The number of HIV affected persons in India has come down from 5.7 to 2.47 million after the National Family Health Survey-3—a survey far more extensive than any carried out earlier. The difference is enormous and it highlights the perils of playing with numbers in the Indian context. Unfortunately, the reactions so far betray the ignorance with which the media and activists handle numbers.
Some have asked the rather obvious question: where have all these people gone? One simple answer is that they never existed. But, the truth is a little more complicated. Both the numbers are extrapolations, the second by direct sampling of small sets of the population, the first through indirect means. It means there is no way to compare one with the other. The question that should have been asked in each case, by every activist quoting the numbers and every journalist reporting it, is, how reliable are the figures, how much error is involved in the estimate? Without an understanding of how much an estimate may be off the mark, its usefulness in policy is more than questionable.
The reason to go with the current estimate is that it is more reliable, but only after we know the likely error involved. It, however, does reflect the unreliability of the indirect method earlier used and the perils of planning with bad data. It is as if in the absence of reliable numbers, any number sufficed as long as it would focus attention on the problem. The question about error margins needed to be asked then, it needs to be asked now.
Activists have reacted with righteous indignation to the new numbers, but that does not necessarily make them right. Advocacy often has exaggeration built into it and numbers can be dangerous tools. Some of their statements almost seem to imply they would have welcomed a doubling of the numbers rather than a halving. In reality, the fact that the prevalence rate may be lower should be reason to intervene more aggressively—intervention now has far better chances of containing what remains a significant health threat.
It should be clear, however, that the current numbers would certainly be off the mark. The simplest analogy is with the pre-, exit- and post-polls surveys carried out at the time of elections. Although each round does narrow down to the final outcome, poll predictions in India remain little better than astrology. The problem is the lack of reliability in extrapolating from a sample to the entire population. This is a problem far more marked in India where the diversity makes it difficult to predict across regions and jatis.

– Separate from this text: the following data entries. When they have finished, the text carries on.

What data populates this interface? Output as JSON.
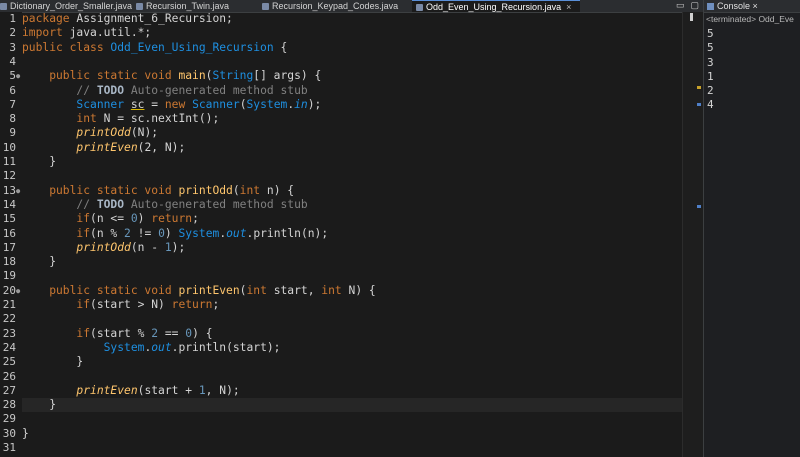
{
  "tabs": [
    {
      "label": "Dictionary_Order_Smaller.java",
      "active": false
    },
    {
      "label": "Recursion_Twin.java",
      "active": false
    },
    {
      "label": "Recursion_Keypad_Codes.java",
      "active": false
    },
    {
      "label": "Odd_Even_Using_Recursion.java",
      "active": true,
      "close": "×"
    }
  ],
  "window_controls": {
    "minimize": "▭",
    "maximize": "▢"
  },
  "console": {
    "tab_label": "Console",
    "tab_close": "×",
    "status": "<terminated> Odd_Eve",
    "output": [
      "5",
      "5",
      "3",
      "1",
      "2",
      "4"
    ]
  },
  "editor": {
    "current_line": 28,
    "lines": [
      {
        "n": "1",
        "tokens": [
          {
            "t": "package ",
            "c": "kw"
          },
          {
            "t": "Assignment_6_Recursion;",
            "c": ""
          }
        ]
      },
      {
        "n": "2",
        "tokens": [
          {
            "t": "import ",
            "c": "kw"
          },
          {
            "t": "java.util.*;",
            "c": ""
          }
        ]
      },
      {
        "n": "3",
        "tokens": [
          {
            "t": "public class ",
            "c": "kw"
          },
          {
            "t": "Odd_Even_Using_Recursion",
            "c": "ty"
          },
          {
            "t": " {",
            "c": ""
          }
        ]
      },
      {
        "n": "4",
        "tokens": []
      },
      {
        "n": "5",
        "fold": true,
        "tokens": [
          {
            "t": "    public static void ",
            "c": "kw"
          },
          {
            "t": "main",
            "c": "fn"
          },
          {
            "t": "(",
            "c": ""
          },
          {
            "t": "String",
            "c": "ty"
          },
          {
            "t": "[] args) {",
            "c": ""
          }
        ]
      },
      {
        "n": "6",
        "tokens": [
          {
            "t": "        // ",
            "c": "cm"
          },
          {
            "t": "TODO",
            "c": "td"
          },
          {
            "t": " Auto-generated method stub",
            "c": "cm"
          }
        ]
      },
      {
        "n": "7",
        "tokens": [
          {
            "t": "        ",
            "c": ""
          },
          {
            "t": "Scanner ",
            "c": "ty"
          },
          {
            "t": "sc",
            "c": "wv"
          },
          {
            "t": " = ",
            "c": ""
          },
          {
            "t": "new ",
            "c": "kw"
          },
          {
            "t": "Scanner",
            "c": "ty"
          },
          {
            "t": "(",
            "c": ""
          },
          {
            "t": "System",
            "c": "ty"
          },
          {
            "t": ".",
            "c": ""
          },
          {
            "t": "in",
            "c": "st"
          },
          {
            "t": ");",
            "c": ""
          }
        ]
      },
      {
        "n": "8",
        "tokens": [
          {
            "t": "        ",
            "c": ""
          },
          {
            "t": "int ",
            "c": "kw"
          },
          {
            "t": "N = sc.nextInt();",
            "c": ""
          }
        ]
      },
      {
        "n": "9",
        "tokens": [
          {
            "t": "        ",
            "c": ""
          },
          {
            "t": "printOdd",
            "c": "it"
          },
          {
            "t": "(N);",
            "c": ""
          }
        ]
      },
      {
        "n": "10",
        "tokens": [
          {
            "t": "        ",
            "c": ""
          },
          {
            "t": "printEven",
            "c": "it"
          },
          {
            "t": "(2, N);",
            "c": ""
          }
        ]
      },
      {
        "n": "11",
        "tokens": [
          {
            "t": "    }",
            "c": ""
          }
        ]
      },
      {
        "n": "12",
        "tokens": []
      },
      {
        "n": "13",
        "fold": true,
        "tokens": [
          {
            "t": "    public static void ",
            "c": "kw"
          },
          {
            "t": "printOdd",
            "c": "fn"
          },
          {
            "t": "(",
            "c": ""
          },
          {
            "t": "int ",
            "c": "kw"
          },
          {
            "t": "n) {",
            "c": ""
          }
        ]
      },
      {
        "n": "14",
        "tokens": [
          {
            "t": "        // ",
            "c": "cm"
          },
          {
            "t": "TODO",
            "c": "td"
          },
          {
            "t": " Auto-generated method stub",
            "c": "cm"
          }
        ]
      },
      {
        "n": "15",
        "tokens": [
          {
            "t": "        ",
            "c": ""
          },
          {
            "t": "if",
            "c": "kw"
          },
          {
            "t": "(n <= ",
            "c": ""
          },
          {
            "t": "0",
            "c": "nm"
          },
          {
            "t": ") ",
            "c": ""
          },
          {
            "t": "return",
            "c": "kw"
          },
          {
            "t": ";",
            "c": ""
          }
        ]
      },
      {
        "n": "16",
        "tokens": [
          {
            "t": "        ",
            "c": ""
          },
          {
            "t": "if",
            "c": "kw"
          },
          {
            "t": "(n % ",
            "c": ""
          },
          {
            "t": "2",
            "c": "nm"
          },
          {
            "t": " != ",
            "c": ""
          },
          {
            "t": "0",
            "c": "nm"
          },
          {
            "t": ") ",
            "c": ""
          },
          {
            "t": "System",
            "c": "ty"
          },
          {
            "t": ".",
            "c": ""
          },
          {
            "t": "out",
            "c": "st"
          },
          {
            "t": ".println(n);",
            "c": ""
          }
        ]
      },
      {
        "n": "17",
        "tokens": [
          {
            "t": "        ",
            "c": ""
          },
          {
            "t": "printOdd",
            "c": "it"
          },
          {
            "t": "(n - ",
            "c": ""
          },
          {
            "t": "1",
            "c": "nm"
          },
          {
            "t": ");",
            "c": ""
          }
        ]
      },
      {
        "n": "18",
        "tokens": [
          {
            "t": "    }",
            "c": ""
          }
        ]
      },
      {
        "n": "19",
        "tokens": []
      },
      {
        "n": "20",
        "fold": true,
        "tokens": [
          {
            "t": "    public static void ",
            "c": "kw"
          },
          {
            "t": "printEven",
            "c": "fn"
          },
          {
            "t": "(",
            "c": ""
          },
          {
            "t": "int ",
            "c": "kw"
          },
          {
            "t": "start, ",
            "c": ""
          },
          {
            "t": "int ",
            "c": "kw"
          },
          {
            "t": "N) {",
            "c": ""
          }
        ]
      },
      {
        "n": "21",
        "tokens": [
          {
            "t": "        ",
            "c": ""
          },
          {
            "t": "if",
            "c": "kw"
          },
          {
            "t": "(start > N) ",
            "c": ""
          },
          {
            "t": "return",
            "c": "kw"
          },
          {
            "t": ";",
            "c": ""
          }
        ]
      },
      {
        "n": "22",
        "tokens": []
      },
      {
        "n": "23",
        "tokens": [
          {
            "t": "        ",
            "c": ""
          },
          {
            "t": "if",
            "c": "kw"
          },
          {
            "t": "(start % ",
            "c": ""
          },
          {
            "t": "2",
            "c": "nm"
          },
          {
            "t": " == ",
            "c": ""
          },
          {
            "t": "0",
            "c": "nm"
          },
          {
            "t": ") {",
            "c": ""
          }
        ]
      },
      {
        "n": "24",
        "tokens": [
          {
            "t": "            ",
            "c": ""
          },
          {
            "t": "System",
            "c": "ty"
          },
          {
            "t": ".",
            "c": ""
          },
          {
            "t": "out",
            "c": "st"
          },
          {
            "t": ".println(start);",
            "c": ""
          }
        ]
      },
      {
        "n": "25",
        "tokens": [
          {
            "t": "        }",
            "c": ""
          }
        ]
      },
      {
        "n": "26",
        "tokens": []
      },
      {
        "n": "27",
        "tokens": [
          {
            "t": "        ",
            "c": ""
          },
          {
            "t": "printEven",
            "c": "it"
          },
          {
            "t": "(start + ",
            "c": ""
          },
          {
            "t": "1",
            "c": "nm"
          },
          {
            "t": ", N);",
            "c": ""
          }
        ]
      },
      {
        "n": "28",
        "tokens": [
          {
            "t": "    }",
            "c": ""
          }
        ]
      },
      {
        "n": "29",
        "tokens": []
      },
      {
        "n": "30",
        "tokens": [
          {
            "t": "}",
            "c": ""
          }
        ]
      },
      {
        "n": "31",
        "tokens": []
      }
    ]
  }
}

The problem of jatis is key to sampling methods in this country. The census data does not provide accurate information because this data is never collected, methodologies developed in the West do not take account of a complication they have no awareness of, and when you combine these two facts, sampling in India becomes a precarious business.

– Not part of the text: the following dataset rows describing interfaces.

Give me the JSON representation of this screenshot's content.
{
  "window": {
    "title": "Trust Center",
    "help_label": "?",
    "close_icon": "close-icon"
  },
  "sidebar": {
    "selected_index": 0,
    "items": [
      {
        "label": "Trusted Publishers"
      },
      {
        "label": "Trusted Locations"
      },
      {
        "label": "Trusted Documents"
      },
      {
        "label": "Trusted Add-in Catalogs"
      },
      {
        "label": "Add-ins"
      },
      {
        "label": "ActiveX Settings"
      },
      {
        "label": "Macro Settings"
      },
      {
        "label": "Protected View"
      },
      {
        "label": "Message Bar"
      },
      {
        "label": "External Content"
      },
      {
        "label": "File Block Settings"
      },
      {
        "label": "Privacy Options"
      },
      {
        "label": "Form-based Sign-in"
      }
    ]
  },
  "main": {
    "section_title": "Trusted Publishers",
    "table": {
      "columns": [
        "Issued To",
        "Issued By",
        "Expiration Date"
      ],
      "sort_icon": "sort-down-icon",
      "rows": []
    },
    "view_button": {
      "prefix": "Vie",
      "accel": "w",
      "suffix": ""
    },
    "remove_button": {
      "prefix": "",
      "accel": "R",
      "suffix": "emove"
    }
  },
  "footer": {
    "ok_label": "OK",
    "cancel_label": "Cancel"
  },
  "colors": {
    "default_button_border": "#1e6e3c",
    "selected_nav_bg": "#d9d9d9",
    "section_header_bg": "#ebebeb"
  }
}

A similar debate has been played out with poverty estimates, based on the National Sample Surveys. As a result of a change in sampling methods in the late 1990s, figures now available are not comparable with pre-1995 figures. While many commentators boasted of the decrease in poverty figures from 36% to 26%, others argued the comparison was meaningless. In the end, the figures became an excuse, you could predict the arguments simply by whether the writer had a pro- or anti-reform position. New data is likely to emerge by year-end and we will see the same tiring playout again.

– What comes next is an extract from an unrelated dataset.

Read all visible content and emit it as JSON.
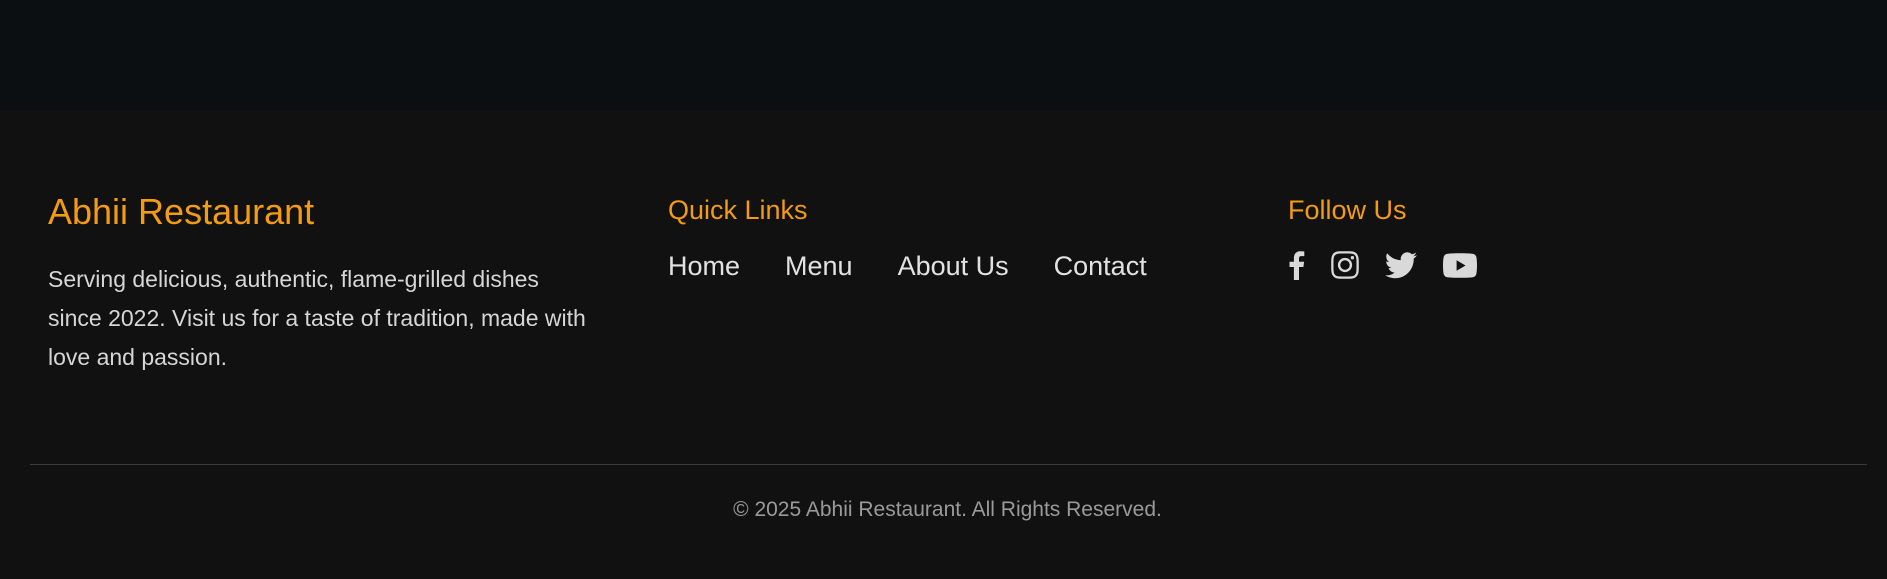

The debate needs to be recast. Exactly as is the case with 2.47 million HIV patients in this country, even the best estimate of one in four Indians below the poverty line is hardly cause for celebration. What remains true is that liberalization has enhanced the government’s capacity to do something about poverty. Perhaps the real debate should be whether wealth will trickle down or whether intervention needs to be far more aggressive. Again, questions about likely errors in the estimate are important.
In each of these cases, we will be best aided by good journalism from the ground. This provides a certain assessment not available through figures, activists and policymakers.
The few journalists who did an honest job of travelling through UP were far better at predicting the Mayawati victory than the surveys. The ones who toured Andhra before Chandrababu Naidu’s debacle were far more accurate about his fate than the claims about poverty reduction based on surveys and journalists who have followed HIV/AIDS have long expressed doubts about the reliability of the data.
While we wait for statisticians to improve their methodology— not impossible in a country where P.C. Mahalanobis devised the idea of sample surveys—and the country to become more honest about caste, newspapers need to get their senior staff to worry less about dining with ministers and bureaucrats and more about travelling across the country. Rather than parroting numbers quoted at some Delhi press event, they need to be able to bring something vital to the debate.
Hartosh Singh Bal is former chief of bureau at Tehelka. His interest in mathematics continues, even after a master’s degree in the subject from New York University. Comments are welcome at email@example.com